Exploring the efficiency of bias corrections of regional climate model output for the assessment of future crop yields in Europe
by A.M.R. Bakker (KNMI), J.J.E. Bessembinder (KNMI), A.J.W. de Wit (Alterra), B.J.J.M. van den Hurk (KNMI), S.B. Hoek (Alterra)
Excessive summer drying and reduced growing season length are expected to reduce European crop yields in future. This may be partly compensated by adapted crop management, increased CO2 concentration and technological development. For food security, changes in regional to continental crop yield variability may be more important than changes in mean yields. The assessment of changes in regional and larger scale crop variability requires high resolution and spatially consistent future weather, matching a specific climate scenario. Such data could be derived from regional climate models (RCMs), which provide changes in weather patterns. In general, RCM output is heavily biased with respect to observations. Due to the strong nonlinear relation between meteorological input and crop yields, the application of this biased output may result in large biases in the simulated crop yield changes. The use of RCM output only makes sense after sufficient bias correction. This study explores how RCM output can be bias corrected for the assessment of changes in European and subregional scale crop yield variability due to climate change. For this, output of the RCM RACMO of the Royal Netherlands Meteorological Institute was bias corrected and applied within the crop simulation model WOrld FOod STudies to simulate potential and water limited yields of three divergent crops: winter wheat, maize and sugar beets. The bias correction appeared necessary to successfully reproduce the mean yields as simulated with observational data. It also substantially improved the year-to-year variability of seasonal precipitation and radiation within RACMO, but some bias in the interannual variability remained. This is caused by the fact that the applied correction focuses on mean and daily variability. The interannual variability of growing season length, and as a consequence the potential yields too, appeared even deteriorated. Projected decrease in mean crop yields is well in line with earlier studies. No significant change in crop yield variability was found. Yet, only one RCM is analysed in this study, and it is recommended to extend this study with more climate models and a slightly adjusted bias correction taking into account the variability of larger time scales as well.

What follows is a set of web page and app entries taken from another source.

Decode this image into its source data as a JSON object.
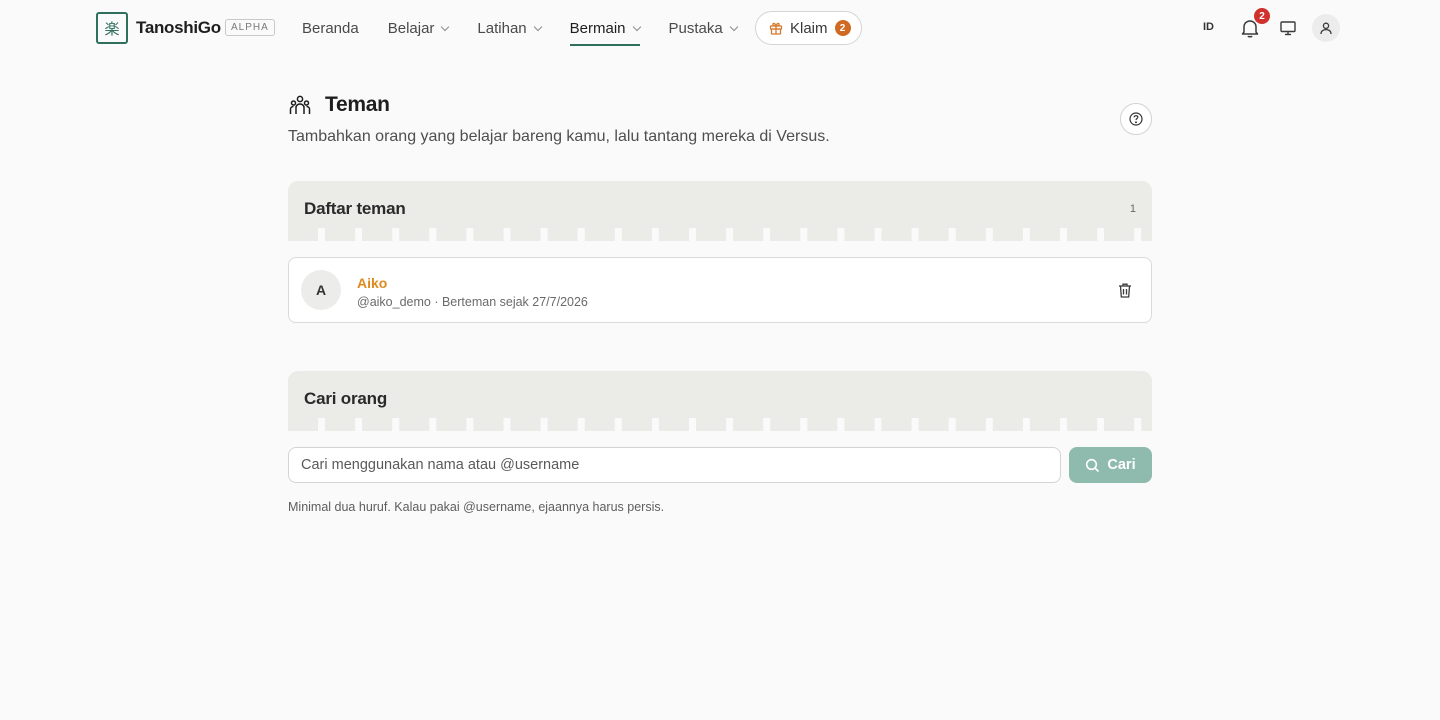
{
  "header": {
    "brand": "TanoshiGo",
    "badge": "ALPHA",
    "nav": [
      {
        "label": "Beranda",
        "has_menu": false,
        "active": false
      },
      {
        "label": "Belajar",
        "has_menu": true,
        "active": false
      },
      {
        "label": "Latihan",
        "has_menu": true,
        "active": false
      },
      {
        "label": "Bermain",
        "has_menu": true,
        "active": true
      },
      {
        "label": "Pustaka",
        "has_menu": true,
        "active": false
      }
    ],
    "claim": {
      "label": "Klaim",
      "count": "2"
    },
    "language": "ID",
    "notifications_count": "2"
  },
  "page": {
    "title": "Teman",
    "subtitle": "Tambahkan orang yang belajar bareng kamu, lalu tantang mereka di Versus."
  },
  "friends_section": {
    "title": "Daftar teman",
    "count": "1",
    "friends": [
      {
        "initial": "A",
        "name": "Aiko",
        "meta": "@aiko_demo · Berteman sejak 27/7/2026"
      }
    ]
  },
  "search_section": {
    "title": "Cari orang",
    "placeholder": "Cari menggunakan nama atau @username",
    "value": "",
    "button_label": "Cari",
    "hint": "Minimal dua huruf. Kalau pakai @username, ejaannya harus persis."
  },
  "colors": {
    "accent": "#2f6f5e",
    "friend_name": "#e08a1e",
    "search_button": "#8fbbae",
    "notification_badge": "#d0312d"
  }
}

Bakker, A.M.R., J.J.E. Bessembinder, A.J.W. de Wit, B.J.J.M. van den Hurk and S.B. Hoek, Exploring the efficiency of bias corrections of regional climate model output for the assessment of future crop yields in Europe